A number of life-support machines are connected to each other, circulating liquids and air in attempt to mimic a biological structure. The Immortal investigates human dependence on electronics, the desire to make machines replicate organisms and our perception of anatomy as reflected by biomedical engineering.
Webs of tubes and electric cords are interwoven in closed circuits through a Heart-Lung Machine, Dialysis Machine, an Infant Incubator, a Mechanical Ventilator and an Intraoperative Cell Salvage Machine. The organ replacement machines operate in orchestrated loops, keeping each other alive through circulation of electrical impulses, oxygen and artificial blood. Salted water acts as blood replacement: throughout the artificial circulatory system minerals are added and filtered out again, the blood gets oxygenated via contact with the oxygen cycle, and an ECG device monitors the system’s heartbeat. As the fluid pumps around the room in a meditative pulse, the sound of mechanical breath and slow humming of motors resonates in the body through a comforting yet disquieting soundscape.

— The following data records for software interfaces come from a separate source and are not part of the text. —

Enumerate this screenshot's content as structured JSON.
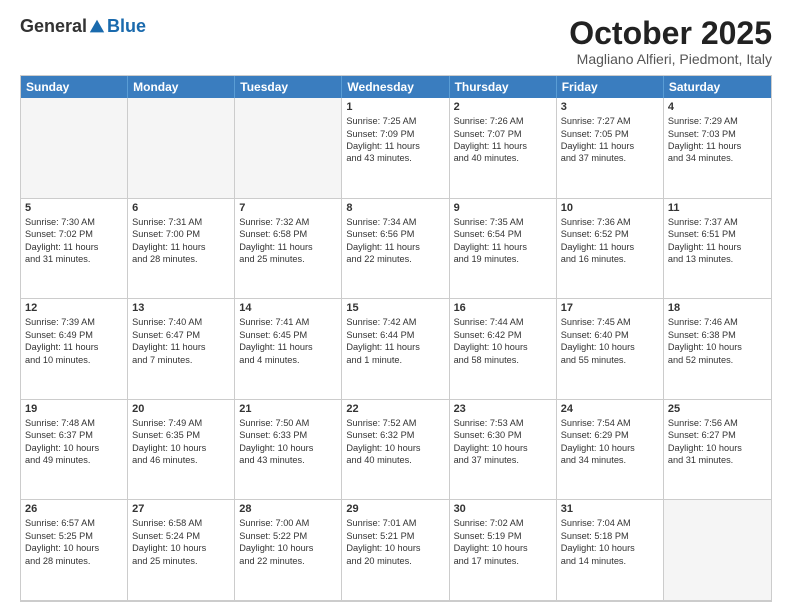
{
  "header": {
    "logo_general": "General",
    "logo_blue": "Blue",
    "month_title": "October 2025",
    "location": "Magliano Alfieri, Piedmont, Italy"
  },
  "day_headers": [
    "Sunday",
    "Monday",
    "Tuesday",
    "Wednesday",
    "Thursday",
    "Friday",
    "Saturday"
  ],
  "weeks": [
    [
      {
        "day": "",
        "content": "",
        "empty": true
      },
      {
        "day": "",
        "content": "",
        "empty": true
      },
      {
        "day": "",
        "content": "",
        "empty": true
      },
      {
        "day": "1",
        "content": "Sunrise: 7:25 AM\nSunset: 7:09 PM\nDaylight: 11 hours\nand 43 minutes."
      },
      {
        "day": "2",
        "content": "Sunrise: 7:26 AM\nSunset: 7:07 PM\nDaylight: 11 hours\nand 40 minutes."
      },
      {
        "day": "3",
        "content": "Sunrise: 7:27 AM\nSunset: 7:05 PM\nDaylight: 11 hours\nand 37 minutes."
      },
      {
        "day": "4",
        "content": "Sunrise: 7:29 AM\nSunset: 7:03 PM\nDaylight: 11 hours\nand 34 minutes."
      }
    ],
    [
      {
        "day": "5",
        "content": "Sunrise: 7:30 AM\nSunset: 7:02 PM\nDaylight: 11 hours\nand 31 minutes."
      },
      {
        "day": "6",
        "content": "Sunrise: 7:31 AM\nSunset: 7:00 PM\nDaylight: 11 hours\nand 28 minutes."
      },
      {
        "day": "7",
        "content": "Sunrise: 7:32 AM\nSunset: 6:58 PM\nDaylight: 11 hours\nand 25 minutes."
      },
      {
        "day": "8",
        "content": "Sunrise: 7:34 AM\nSunset: 6:56 PM\nDaylight: 11 hours\nand 22 minutes."
      },
      {
        "day": "9",
        "content": "Sunrise: 7:35 AM\nSunset: 6:54 PM\nDaylight: 11 hours\nand 19 minutes."
      },
      {
        "day": "10",
        "content": "Sunrise: 7:36 AM\nSunset: 6:52 PM\nDaylight: 11 hours\nand 16 minutes."
      },
      {
        "day": "11",
        "content": "Sunrise: 7:37 AM\nSunset: 6:51 PM\nDaylight: 11 hours\nand 13 minutes."
      }
    ],
    [
      {
        "day": "12",
        "content": "Sunrise: 7:39 AM\nSunset: 6:49 PM\nDaylight: 11 hours\nand 10 minutes."
      },
      {
        "day": "13",
        "content": "Sunrise: 7:40 AM\nSunset: 6:47 PM\nDaylight: 11 hours\nand 7 minutes."
      },
      {
        "day": "14",
        "content": "Sunrise: 7:41 AM\nSunset: 6:45 PM\nDaylight: 11 hours\nand 4 minutes."
      },
      {
        "day": "15",
        "content": "Sunrise: 7:42 AM\nSunset: 6:44 PM\nDaylight: 11 hours\nand 1 minute."
      },
      {
        "day": "16",
        "content": "Sunrise: 7:44 AM\nSunset: 6:42 PM\nDaylight: 10 hours\nand 58 minutes."
      },
      {
        "day": "17",
        "content": "Sunrise: 7:45 AM\nSunset: 6:40 PM\nDaylight: 10 hours\nand 55 minutes."
      },
      {
        "day": "18",
        "content": "Sunrise: 7:46 AM\nSunset: 6:38 PM\nDaylight: 10 hours\nand 52 minutes."
      }
    ],
    [
      {
        "day": "19",
        "content": "Sunrise: 7:48 AM\nSunset: 6:37 PM\nDaylight: 10 hours\nand 49 minutes."
      },
      {
        "day": "20",
        "content": "Sunrise: 7:49 AM\nSunset: 6:35 PM\nDaylight: 10 hours\nand 46 minutes."
      },
      {
        "day": "21",
        "content": "Sunrise: 7:50 AM\nSunset: 6:33 PM\nDaylight: 10 hours\nand 43 minutes."
      },
      {
        "day": "22",
        "content": "Sunrise: 7:52 AM\nSunset: 6:32 PM\nDaylight: 10 hours\nand 40 minutes."
      },
      {
        "day": "23",
        "content": "Sunrise: 7:53 AM\nSunset: 6:30 PM\nDaylight: 10 hours\nand 37 minutes."
      },
      {
        "day": "24",
        "content": "Sunrise: 7:54 AM\nSunset: 6:29 PM\nDaylight: 10 hours\nand 34 minutes."
      },
      {
        "day": "25",
        "content": "Sunrise: 7:56 AM\nSunset: 6:27 PM\nDaylight: 10 hours\nand 31 minutes."
      }
    ],
    [
      {
        "day": "26",
        "content": "Sunrise: 6:57 AM\nSunset: 5:25 PM\nDaylight: 10 hours\nand 28 minutes."
      },
      {
        "day": "27",
        "content": "Sunrise: 6:58 AM\nSunset: 5:24 PM\nDaylight: 10 hours\nand 25 minutes."
      },
      {
        "day": "28",
        "content": "Sunrise: 7:00 AM\nSunset: 5:22 PM\nDaylight: 10 hours\nand 22 minutes."
      },
      {
        "day": "29",
        "content": "Sunrise: 7:01 AM\nSunset: 5:21 PM\nDaylight: 10 hours\nand 20 minutes."
      },
      {
        "day": "30",
        "content": "Sunrise: 7:02 AM\nSunset: 5:19 PM\nDaylight: 10 hours\nand 17 minutes."
      },
      {
        "day": "31",
        "content": "Sunrise: 7:04 AM\nSunset: 5:18 PM\nDaylight: 10 hours\nand 14 minutes."
      },
      {
        "day": "",
        "content": "",
        "empty": true
      }
    ]
  ]
}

Life support machines are extraordinary devices; computers designed to activate human bodies when anatomy fails, hidden away in hospital wards. Designed as the ultimate utilitarian appliances, they are extremely meaningful and carry a complex social, cultural and ethical subtext. While life prolonging technologies are invented as emergency measures to combat or delay death, the installation considers these devices as a human enhancement strategy.
The work continues our investigations into the idea of the patient as a cyborg, questioning the relationship between medicine and techno- fantasies about mechanical bodies, hyper abilities and posthumanism.
The interpretation of anatomy with a mechanical vocabulary reflects strongly the Western perception of the body. Defining the body as a machine – where dysfunctional parts can be replaced by mechanics – speaks of how we understand our anatomy. These objects encompass social debates about the ethics of euthanasia, the quantification of both the value and quality of life, making physical a poetic desire to conquer our own mortality.
The medical machine – whether in use or not – is an object which transcends its materiality. Designed and created to perform a single, most meaningful function, we never subject these devices to critical investigation as industrial products within the context of material culture. This work aims to explore the nature of these devices as objects of our times, liberated from their restrained purpose while still charged with its resonance.
The installation is the result of an irrational, laborious and ambitious quest – the creation of a Frankenstein- esque system built from advanced medical equipment. Making the machines work without a body required a definition of this creature as its own species – from interpreting mechanical ʻbloodʼ or establishing brain function replacement, to prioritising and mapping functions of cleaning, pumping and oxygenating, in order to construct a coherent circuit. Most of the machines were reconfigured or hacked, “dumbed down” in order to operate without biological matter. All machines were given new casings that expose their inner workings and unify them as organs of the same body.
The collection of machines used in this circuit and the absence of bodily functions that do not exist in mechanical form highlight the way medical technology evolves from culture. The existing technology illustrates the Western view of the lungs and heart as the centre of our being, avoiding confrontation with the digestive system which is conceptually unappealing yet biologically vital. Similarly, the Cell Salvage machine, developed in response to Jehovah’s Witnesses’ refusal to accept blood transfusions – believed to be in defiance of Godʼs will – is an industrial artefact that blurs the boundary between technocracy and the metaphysical.
Social meanings can also be found within the complex practices and hierarchies surrounding the trade and donation of advanced medical equipment. Medical devices in decline have clear migration patterns: they travel from the western world to the the third world to veterinary practices.
Migration trails indicating which types of machines are in demand in which parts of the world speak of whoʼs body is defined a national priority.
By exploring the medical instruments while detached from the human body and functioning as an independent being, each electronic body part accentuate the distance between the organic and the artificial.
Through the visibility of motors, electronic circuits, fluid pumps, audio-visual signals and particularly the scale and electric exhaustion of the work, we are confronted with the stark contrasts that lie in the primitive functions of precision hardware.
The Immortal is occupied with the compelling and discomforting nature of these objects, the products of our attempts to conquer biology with engineering. The absence of the body only underlines that the machines filling the room are inherently biological.
// Supported by a Wellcome Trust Arts Award
// A special thanks to Marcus Durand, Hans Van Balen, Derek Struthers, Mike Clayton, Steve Fielding, Ian Claydon and Nick Williamson.